EXERCISE DIRECTIONS:
The copy has to match the data exactly and leave out every picture.

STORED DATA:
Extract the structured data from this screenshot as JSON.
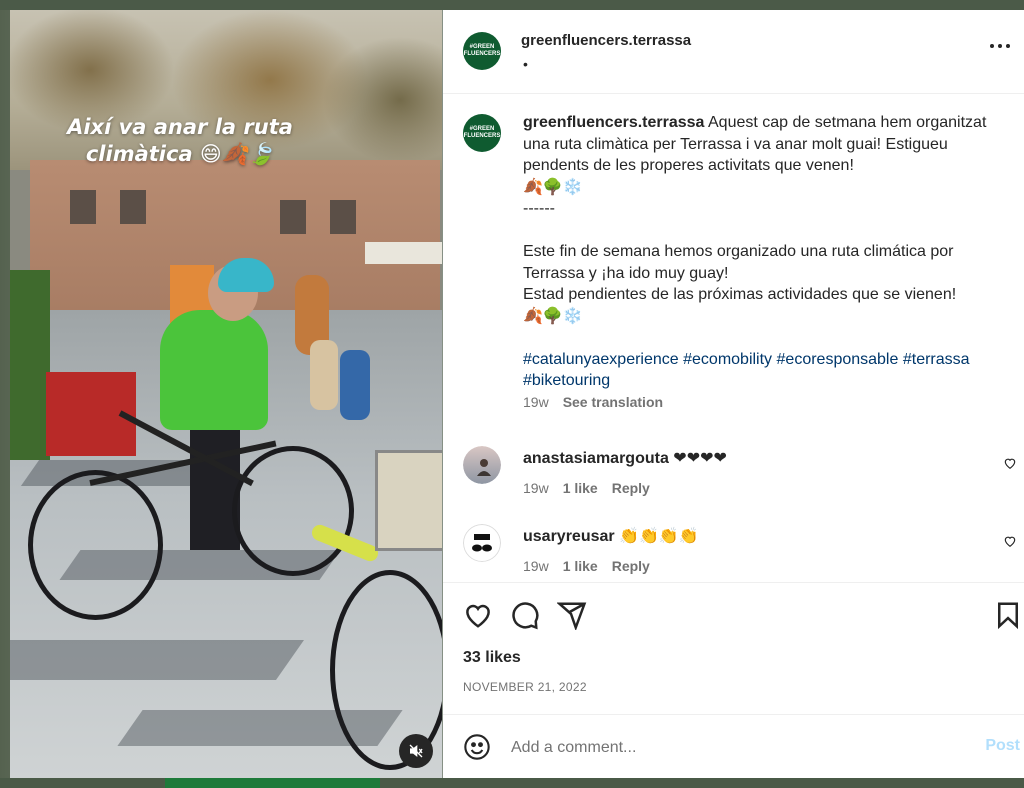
{
  "post": {
    "username": "greenfluencers.terrassa",
    "avatar_text": "#GREEN FLUENCERS",
    "header_dot": "•",
    "more_icon": "more-horizontal-icon"
  },
  "media": {
    "overlay_text": "Així va anar la ruta climàtica 😄🍂🍃",
    "mute_icon": "muted-speaker-icon"
  },
  "caption": {
    "username": "greenfluencers.terrassa",
    "text": " Aquest cap de setmana hem organitzat una ruta climàtica per Terrassa i va anar molt guai! Estigueu pendents de les properes activitats que venen!\n🍂🌳❄️\n------\n\nEste fin de semana hemos organizado una ruta climática por Terrassa y ¡ha ido muy guay!\nEstad pendientes de las próximas actividades que se vienen!\n🍂🌳❄️\n\n",
    "hashtags": [
      "#catalunyaexperience",
      "#ecomobility",
      "#ecoresponsable",
      "#terrassa",
      "#biketouring"
    ],
    "time": "19w",
    "see_translation": "See translation"
  },
  "comments": [
    {
      "username": "anastasiamargouta",
      "text": "❤❤❤❤",
      "time": "19w",
      "likes": "1 like",
      "reply": "Reply"
    },
    {
      "username": "usaryreusar",
      "text": "👏👏👏👏",
      "time": "19w",
      "likes": "1 like",
      "reply": "Reply"
    }
  ],
  "actions": {
    "likes": "33 likes",
    "date": "NOVEMBER 21, 2022"
  },
  "add_comment": {
    "placeholder": "Add a comment...",
    "post_label": "Post"
  },
  "colors": {
    "brand_green": "#0f5b30",
    "link_blue": "#00376b",
    "post_disabled": "#b2dffc"
  }
}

EXERCISE RESPONSE:
Extract the structured data from this screenshot as JSON.
{
  "post": {
    "username": "greenfluencers.terrassa",
    "avatar_text": "#GREEN FLUENCERS",
    "header_dot": "•",
    "more_icon": "more-horizontal-icon"
  },
  "media": {
    "overlay_text": "Així va anar la ruta climàtica 😄🍂🍃",
    "mute_icon": "muted-speaker-icon"
  },
  "caption": {
    "username": "greenfluencers.terrassa",
    "text": " Aquest cap de setmana hem organitzat una ruta climàtica per Terrassa i va anar molt guai! Estigueu pendents de les properes activitats que venen!\n🍂🌳❄️\n------\n\nEste fin de semana hemos organizado una ruta climática por Terrassa y ¡ha ido muy guay!\nEstad pendientes de las próximas actividades que se vienen!\n🍂🌳❄️\n\n",
    "hashtags": [
      "#catalunyaexperience",
      "#ecomobility",
      "#ecoresponsable",
      "#terrassa",
      "#biketouring"
    ],
    "time": "19w",
    "see_translation": "See translation"
  },
  "comments": [
    {
      "username": "anastasiamargouta",
      "text": "❤❤❤❤",
      "time": "19w",
      "likes": "1 like",
      "reply": "Reply"
    },
    {
      "username": "usaryreusar",
      "text": "👏👏👏👏",
      "time": "19w",
      "likes": "1 like",
      "reply": "Reply"
    }
  ],
  "actions": {
    "likes": "33 likes",
    "date": "NOVEMBER 21, 2022"
  },
  "add_comment": {
    "placeholder": "Add a comment...",
    "post_label": "Post"
  },
  "colors": {
    "brand_green": "#0f5b30",
    "link_blue": "#00376b",
    "post_disabled": "#b2dffc"
  }
}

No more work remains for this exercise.